Tougher external conditions in the wake of China rebalancing and unwinding of unconventional monetary policies were not outside Sri Lanka’s past experience. However, spillovers were magnified by domestic imbalances, as evidenced by higher volatility around the two elections (January and August 2015), and the official budget passed in November 2015. The rupee continues to face downward pressure—largely reflecting capital flow developments. The foreign exchange and government bond markets were volatile in March 2016. highlighting rigidities in both systems.
The proposed new IMF-supported program aims to provide a policy anchor for macroeconomic stability and structural reforms, while strengthening external resiliency in a challenging global environment.
The key objectives of the program relate to fiscal policy and the balance of payments, and measures to: (a) implement a structural increase in revenues, facilitating a reduction in the fiscal deficit; (b) reverse the decline in central bank foreign exchange reserves; (c) reduce public debt relative to GDP and lower Sri Lanka’s risk of debt distress; and (d) enhance public financial management and improve the operations of state owned enterprises. The program also aims to transition toward inflation targeting with a flexible exchange rate regime and to promote sustainable and inclusive economic growth.
To achieve these objectives, the program would envisage implementation of a set of reforms under six pillars:
(i) Fiscal consolidation;
(ii) Revenue mobilization;
(iii) Public financial management reform;
(iv) State enterprise reform;
(v) Transition to flexible inflation targeting under a flexible exchange rate regime; and
(vi) Reforms in the trade and investment regime.
Sri Lanka became a member of the IMF on August 29, 1950, has an IMF quota of SDR 578.8 million.
|Sri Lanka: Selected Economic Indicators, 2014–20|
|GDP and inflation (in percent)|
|Real GDP growth||4.9||4.8||5||5||5||5.2||5.4|
|Core inflation (end-of-period)||3.2||4.5||4.5||4.3||4.1||4.1||4.1|
|Savings and investment (in percent of GDP)|
|Public finances (in percent of GDP)|
|Revenue and grants||11.5||13.1||13||14||15.3||15.5||15.8|
|Central government balance||-6.2||-6.9||-5.4||-4.7||-4||-3.7||-3.5|
|Central government net domestic financing||3.8||4.3||2.3||3||1.3||2.3||2.3|
|Central government debt||70.7||76||77.2||75.5||73.1||70.7||68.2|
|Money and credit (percent change, end of period)|
|Credit to private sector||8.8||25.1||10||14.3||15.5||14.5||15.2|
|Credit to government||12.9||21.3||6.2||7.7||4.9||6.9||7.2|
|Balance of payments (in millions of U.S. dollars)|
|Current account balance||-1,989||-2,009||-1,202||-2,419||-2,916||-3,343||-3,812|
|Current account balance (in percent of GDP)||-2.5||-2.5||-1.5||-2.8||-3.1||-3.3||-3.4|
|Export value growth (percent)||7.1||-5.6||-0.5||4.6||8.2||7||11.3|
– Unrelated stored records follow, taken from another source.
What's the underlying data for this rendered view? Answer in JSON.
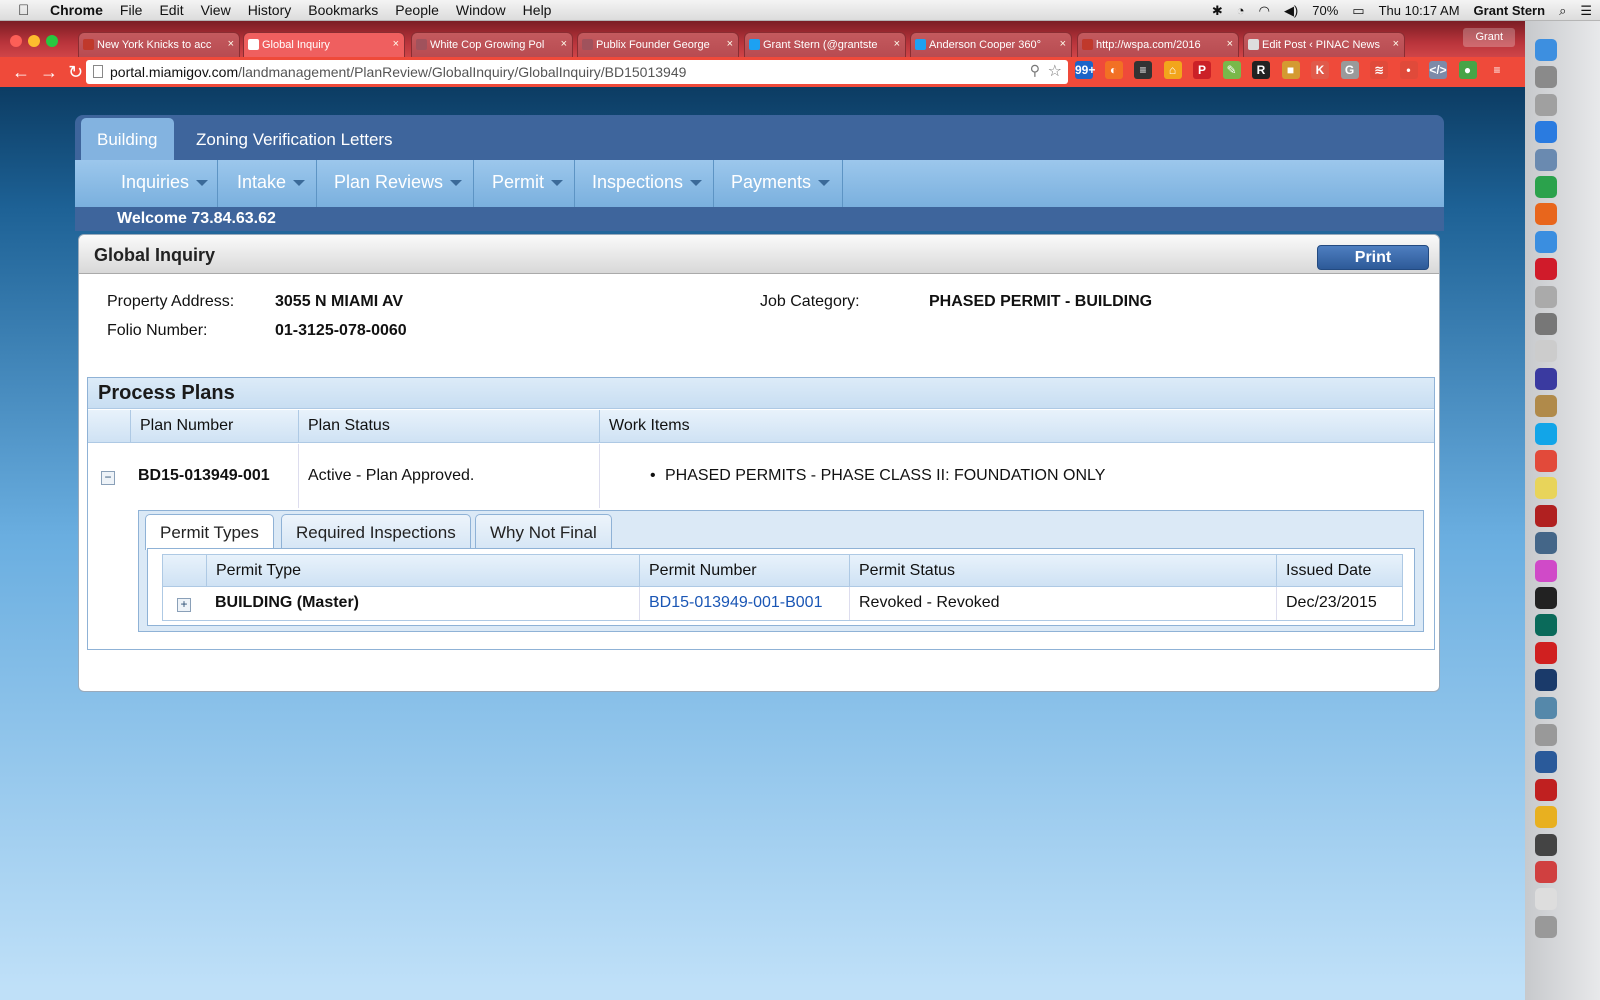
{
  "menubar": {
    "app": "Chrome",
    "items": [
      "File",
      "Edit",
      "View",
      "History",
      "Bookmarks",
      "People",
      "Window",
      "Help"
    ],
    "battery": "70%",
    "clock": "Thu 10:17 AM",
    "user": "Grant Stern"
  },
  "tabs": [
    {
      "title": "New York Knicks to acc",
      "icon": "page-icon",
      "color": "#c0392b"
    },
    {
      "title": "Global Inquiry",
      "icon": "globe-icon",
      "color": "#ffffff",
      "active": true
    },
    {
      "title": "White Cop Growing Pol",
      "icon": "page-icon",
      "color": "#a0525c"
    },
    {
      "title": "Publix Founder George",
      "icon": "page-icon",
      "color": "#a0525c"
    },
    {
      "title": "Grant Stern (@grantste",
      "icon": "twitter-icon",
      "color": "#1da1f2"
    },
    {
      "title": "Anderson Cooper 360°",
      "icon": "twitter-icon",
      "color": "#1da1f2"
    },
    {
      "title": "http://wspa.com/2016",
      "icon": "page-icon",
      "color": "#c0392b"
    },
    {
      "title": "Edit Post ‹ PINAC News",
      "icon": "page-icon",
      "color": "#dddddd"
    }
  ],
  "profile": "Grant",
  "url": {
    "host": "portal.miamigov.com",
    "path": "/landmanagement/PlanReview/GlobalInquiry/GlobalInquiry/BD15013949"
  },
  "extensions": [
    {
      "label": "99+",
      "color": "#1c64c8"
    },
    {
      "label": "◐",
      "color": "#f27024"
    },
    {
      "label": "≡",
      "color": "#333333"
    },
    {
      "label": "⌂",
      "color": "#f2a51c"
    },
    {
      "label": "P",
      "color": "#cb2027"
    },
    {
      "label": "✎",
      "color": "#79b84a"
    },
    {
      "label": "R",
      "color": "#222222"
    },
    {
      "label": "■",
      "color": "#d49a31"
    },
    {
      "label": "K",
      "color": "#e05a4a"
    },
    {
      "label": "G",
      "color": "#9a9a9a"
    },
    {
      "label": "≋",
      "color": "#e04a3a"
    },
    {
      "label": "•",
      "color": "#e04a3a"
    },
    {
      "label": "</>",
      "color": "#7d8aa8"
    },
    {
      "label": "●",
      "color": "#47a447"
    },
    {
      "label": "≡",
      "color": "#ef4a3a"
    }
  ],
  "site": {
    "top_tabs": [
      "Building",
      "Zoning Verification Letters"
    ],
    "menu": [
      "Inquiries",
      "Intake",
      "Plan Reviews",
      "Permit",
      "Inspections",
      "Payments"
    ],
    "welcome": "Welcome 73.84.63.62",
    "title": "Global Inquiry",
    "print": "Print",
    "property_address_label": "Property Address:",
    "property_address": "3055 N MIAMI AV",
    "folio_label": "Folio Number:",
    "folio": "01-3125-078-0060",
    "job_category_label": "Job Category:",
    "job_category": "PHASED PERMIT - BUILDING"
  },
  "process_plans": {
    "title": "Process Plans",
    "headers": [
      "Plan Number",
      "Plan Status",
      "Work Items"
    ],
    "row": {
      "plan_number": "BD15-013949-001",
      "plan_status": "Active - Plan Approved.",
      "work_item": "PHASED PERMITS - PHASE CLASS II: FOUNDATION ONLY"
    },
    "inner_tabs": [
      "Permit Types",
      "Required Inspections",
      "Why Not Final"
    ],
    "permit_headers": [
      "Permit Type",
      "Permit Number",
      "Permit Status",
      "Issued Date"
    ],
    "permit_row": {
      "type": "BUILDING (Master)",
      "number": "BD15-013949-001-B001",
      "status": "Revoked - Revoked",
      "issued": "Dec/23/2015"
    }
  },
  "dock": [
    {
      "icon": "finder-icon",
      "color": "#3d8fe0"
    },
    {
      "icon": "rocket-icon",
      "color": "#8a8a8a"
    },
    {
      "icon": "calculator-icon",
      "color": "#a0a0a0"
    },
    {
      "icon": "app-store-icon",
      "color": "#2a7be0"
    },
    {
      "icon": "preview-icon",
      "color": "#6a8ab0"
    },
    {
      "icon": "chrome-icon",
      "color": "#2ba24c"
    },
    {
      "icon": "firefox-icon",
      "color": "#e8661c"
    },
    {
      "icon": "safari-icon",
      "color": "#3a8ee0"
    },
    {
      "icon": "opera-icon",
      "color": "#d01b2a"
    },
    {
      "icon": "launchpad-icon",
      "color": "#aaaaaa"
    },
    {
      "icon": "photo-icon",
      "color": "#777777"
    },
    {
      "icon": "textedit-icon",
      "color": "#cccccc"
    },
    {
      "icon": "star-icon",
      "color": "#3a3aa0"
    },
    {
      "icon": "contacts-icon",
      "color": "#b08a4a"
    },
    {
      "icon": "skype-icon",
      "color": "#12a5e8"
    },
    {
      "icon": "calendar-icon",
      "color": "#e24a3a"
    },
    {
      "icon": "notes-icon",
      "color": "#e8d45a"
    },
    {
      "icon": "photo-booth-icon",
      "color": "#b02020"
    },
    {
      "icon": "image-capture-icon",
      "color": "#446688"
    },
    {
      "icon": "itunes-icon",
      "color": "#d04ac8"
    },
    {
      "icon": "terminal-icon",
      "color": "#222222"
    },
    {
      "icon": "audition-icon",
      "color": "#0a6a5a"
    },
    {
      "icon": "acrobat-icon",
      "color": "#d02020"
    },
    {
      "icon": "photoshop-icon",
      "color": "#1a3a6a"
    },
    {
      "icon": "dashboard-icon",
      "color": "#5588aa"
    },
    {
      "icon": "keychain-icon",
      "color": "#999999"
    },
    {
      "icon": "quicktime-icon",
      "color": "#2a5a9a"
    },
    {
      "icon": "download-icon",
      "color": "#c02020"
    },
    {
      "icon": "ring-icon",
      "color": "#e8b020"
    },
    {
      "icon": "drive-icon",
      "color": "#444444"
    },
    {
      "icon": "screen-icon",
      "color": "#d04040"
    },
    {
      "icon": "document-icon",
      "color": "#dddddd"
    },
    {
      "icon": "trash-icon",
      "color": "#999999"
    }
  ]
}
|Import value growth (percent)||7.9||-2.5||-2.9||12.9||8.9||7.7||9.2|
|Gross official reserves (end of period)|
|In millions of U.S. dollars||8,208||7,304||7,853||9,372||11,866||13,033||13,843|
|In months of imports||4.3||3.8||3.7||4.1||4.8||4.9||5|
|External debt (public and private)|
|In billions of U.S. dollars||43||44.8||45.9||49||53.4||58.4||62.4|
|As a percent of GDP||53.8||55.1||55.8||55.9||56.3||57.1||56.5|
|Nominal GDP (in billions of rupees)||10,448||11,183||12,147||13,374||14,787||16,333||18,076|
|Sources: Data provided by the Sri Lankan authorities; and IMF staff estimates.|